Self-Help Information: How to Develop Better Concentration When Studying
Think of concentration improvement as a three-step process:
Learn the causes of poor concentration and decide which apply to
Understand what you can do to control these factors.
Make your control habitual. Even if you lapse into old habits of
distraction and daydreaming, keep insisting of yourself that you
concentrate using these controls until you can routinely
concentrate well on your studies for fifty minutes of every
Learn the Causes
Control the Causes
Environmental distractions: TV, chairs that are too
comfortable, snacks, other people, etc.
||Leave or re-arrange a
distracting environment. Go to a library or a classroom when
you seriously intend to study.
||Noise: Music with words,
||Train yourself to study away
from others and in silence.
||Physical distractions: hunger,
||Plan to study when you are most
alert. Eat a high-protein snack. Do five minutes of light
exercise to wake up.
||Boredom, dislike, disinterest
||Find a reason that satisfies
you for taking the class; talk with other students and the
||Anxiety about studies
||Make sure you know how to study
effectively. Put the course in perspective.
||Intimidating study tasks
||Break up large tasks into
achievable subtasks. Do the most intimidating task first.
Give yourself rewards for progress.
||Separate daydreams from
studying. When your mind starts to wander, write down the

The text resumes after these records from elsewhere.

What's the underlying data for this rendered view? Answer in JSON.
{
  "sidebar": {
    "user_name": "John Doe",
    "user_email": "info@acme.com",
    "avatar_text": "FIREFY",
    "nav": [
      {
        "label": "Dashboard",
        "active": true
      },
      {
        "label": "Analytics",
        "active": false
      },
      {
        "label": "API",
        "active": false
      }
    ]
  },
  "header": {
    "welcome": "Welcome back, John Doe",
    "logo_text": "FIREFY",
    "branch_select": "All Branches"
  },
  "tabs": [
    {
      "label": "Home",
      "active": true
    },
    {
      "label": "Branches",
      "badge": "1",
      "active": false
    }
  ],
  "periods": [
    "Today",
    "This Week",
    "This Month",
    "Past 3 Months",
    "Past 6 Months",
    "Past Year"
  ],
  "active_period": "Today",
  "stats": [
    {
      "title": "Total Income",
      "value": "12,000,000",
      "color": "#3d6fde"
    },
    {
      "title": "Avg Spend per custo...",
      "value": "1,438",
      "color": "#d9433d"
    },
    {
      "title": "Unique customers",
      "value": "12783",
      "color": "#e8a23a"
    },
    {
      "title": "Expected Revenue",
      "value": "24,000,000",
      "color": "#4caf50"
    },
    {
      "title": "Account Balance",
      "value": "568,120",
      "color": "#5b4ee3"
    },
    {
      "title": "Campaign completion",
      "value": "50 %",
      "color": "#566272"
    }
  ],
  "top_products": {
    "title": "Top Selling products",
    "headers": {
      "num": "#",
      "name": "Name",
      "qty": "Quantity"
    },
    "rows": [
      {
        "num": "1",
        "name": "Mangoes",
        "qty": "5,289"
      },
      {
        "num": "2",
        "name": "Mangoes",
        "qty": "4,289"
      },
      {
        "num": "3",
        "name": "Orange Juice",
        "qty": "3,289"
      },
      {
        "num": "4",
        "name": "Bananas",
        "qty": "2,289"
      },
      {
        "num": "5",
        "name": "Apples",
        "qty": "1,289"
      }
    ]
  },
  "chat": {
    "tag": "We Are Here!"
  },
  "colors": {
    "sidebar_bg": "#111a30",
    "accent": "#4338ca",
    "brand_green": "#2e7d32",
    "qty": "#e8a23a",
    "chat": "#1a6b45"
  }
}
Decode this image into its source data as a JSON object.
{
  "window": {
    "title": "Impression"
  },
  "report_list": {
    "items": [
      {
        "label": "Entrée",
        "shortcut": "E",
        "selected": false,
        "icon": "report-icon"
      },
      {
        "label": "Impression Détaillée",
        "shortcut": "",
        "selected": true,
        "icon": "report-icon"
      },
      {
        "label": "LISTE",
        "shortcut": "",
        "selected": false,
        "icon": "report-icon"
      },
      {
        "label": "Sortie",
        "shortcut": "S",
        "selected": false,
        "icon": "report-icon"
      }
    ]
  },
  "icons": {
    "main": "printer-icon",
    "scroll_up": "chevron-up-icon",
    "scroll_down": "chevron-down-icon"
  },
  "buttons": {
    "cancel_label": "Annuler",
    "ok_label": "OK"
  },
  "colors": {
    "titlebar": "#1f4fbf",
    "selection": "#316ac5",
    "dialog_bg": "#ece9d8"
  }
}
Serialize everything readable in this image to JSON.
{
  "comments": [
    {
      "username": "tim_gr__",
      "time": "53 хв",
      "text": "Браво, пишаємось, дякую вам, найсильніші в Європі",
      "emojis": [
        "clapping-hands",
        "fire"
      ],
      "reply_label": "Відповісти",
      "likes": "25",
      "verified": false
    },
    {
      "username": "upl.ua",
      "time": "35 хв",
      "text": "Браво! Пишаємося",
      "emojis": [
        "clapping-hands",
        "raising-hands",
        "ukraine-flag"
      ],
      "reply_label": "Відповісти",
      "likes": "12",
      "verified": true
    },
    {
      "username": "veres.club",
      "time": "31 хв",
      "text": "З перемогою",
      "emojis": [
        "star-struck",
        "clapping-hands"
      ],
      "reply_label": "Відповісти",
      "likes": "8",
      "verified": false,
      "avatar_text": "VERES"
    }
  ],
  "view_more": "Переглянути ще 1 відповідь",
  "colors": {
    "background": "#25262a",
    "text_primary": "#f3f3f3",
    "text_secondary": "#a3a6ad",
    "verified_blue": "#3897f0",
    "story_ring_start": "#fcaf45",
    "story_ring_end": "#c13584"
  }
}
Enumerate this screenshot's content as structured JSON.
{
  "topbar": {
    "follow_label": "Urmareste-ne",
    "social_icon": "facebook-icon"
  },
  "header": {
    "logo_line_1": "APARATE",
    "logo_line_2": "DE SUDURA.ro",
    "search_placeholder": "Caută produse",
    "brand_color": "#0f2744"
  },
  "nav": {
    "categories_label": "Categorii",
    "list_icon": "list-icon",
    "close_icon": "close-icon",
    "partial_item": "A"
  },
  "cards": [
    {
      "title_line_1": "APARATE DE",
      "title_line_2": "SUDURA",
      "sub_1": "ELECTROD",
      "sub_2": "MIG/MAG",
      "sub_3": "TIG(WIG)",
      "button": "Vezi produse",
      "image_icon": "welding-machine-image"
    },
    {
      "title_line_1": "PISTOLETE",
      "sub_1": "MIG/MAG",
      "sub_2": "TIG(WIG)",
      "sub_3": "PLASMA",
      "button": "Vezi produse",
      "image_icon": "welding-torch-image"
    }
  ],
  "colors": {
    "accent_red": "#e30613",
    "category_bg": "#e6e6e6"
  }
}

interrupting thought and continue studying. Or, recall
important points and then turn away from your book and
continue to daydream. When you're ready to read again, do
so. The trick is not to daydream and read at the same time.
||Identify and define the problem
and develop a concrete, specific plan to resolve personal
worries. Talk with someone who can help: a friend, a
counselor, or a specialist.
The following information is from
www.studygs.net where you can find many useful study aids.
The art or practice of concentration, no matter if studying biology or
playing pool, is to focus on the task at hand and eliminate distraction. We all
have the ability to concentrate -- sometimes. Think of the times when you were
"lost" in something you enjoy. But at other times your mind wanders from one
thing to another. Your worries distract you. Outside distractions take you away
before you know it. The material is boring, difficult, and/or not interesting to
you. These tips may help:
"Here I Study"
Get a dedicated space, chair, table, lighting and environment.
If you like music in the background, OK, but don't let it be a
Stick to a routine, efficient study schedule.
Accommodate your day/nighttime energy levels.
Before you begin studying, take a few minutes to summarize a few
objectives, gather what you will need, and think of a general
strategy of accomplishment.
Incentives and Rewards: Create an incentive or reward for
successfully completing a task, such as calling a friend, a food
treat, a walk, etc.
Change topics: Changing the subject you study every one to two
hours for variety.
Vary your study activities: Alternate reading with more active
Ask yourself how you could increase your activity level while
studying? Perhaps a group will be best? Creating study
Take regular, scheduled breaks that fit you.
Be Here Now
This deceptively simple strategy is probably the most effective.
When you notice your thoughts wandering astray, say to yourself, "Be
here now," and gently bring your attention back to where you want
Worry or Think Time
Research has proven that people who use a worry time find
themselves worrying 35 percent less of the time within four weeks.
Set aside a specific time each day to think about the things that
keep entering your mind and interfering with your concentration.
When you become aware of a distracting thought, remind yourself that
you have a special time to think about them.
Tallying Your Mental Wanderings
Have a 3 x 5-inch card handy. Draw two lines dividing the card
into three sections. Label them "morning," "afternoon," and
"evening." Each time your mind wanders make a tally in the
appropriate section. Keep a card for each day. As your skills build,
you'll see the number of tallies decrease.
Maximize Your Energy Level
When is your energy level at its highest? When are your low
energy times? Study your most difficult courses at your high-energy
As an exercise before you begin studying, think of those times
when concentration is not a problem for you--no matter what
situation. Now try to feel or image yourself in that situation.
Recapture that experience immediately before your studies by placing
yourself in that moment.
Need Additional Help?
Washington State University College of Veterinary Medicine
Counseling and Wellness Services offer free individual counseling for these and
related issues for veterinary students (WSU Veterinary Students ONLY). For more
information or to schedule an appointment call or e-mail:
Anne LaFrance, MA, Licensed Mental Health Counselor
135A McCoy Hall
The information contained in these self help
documents is not to be used as a substitute for professional care. Neither the
authors, Washington State University nor the College of Veterinary Medicine
assume liability for injury incurred by following the information presented in
these self-help documents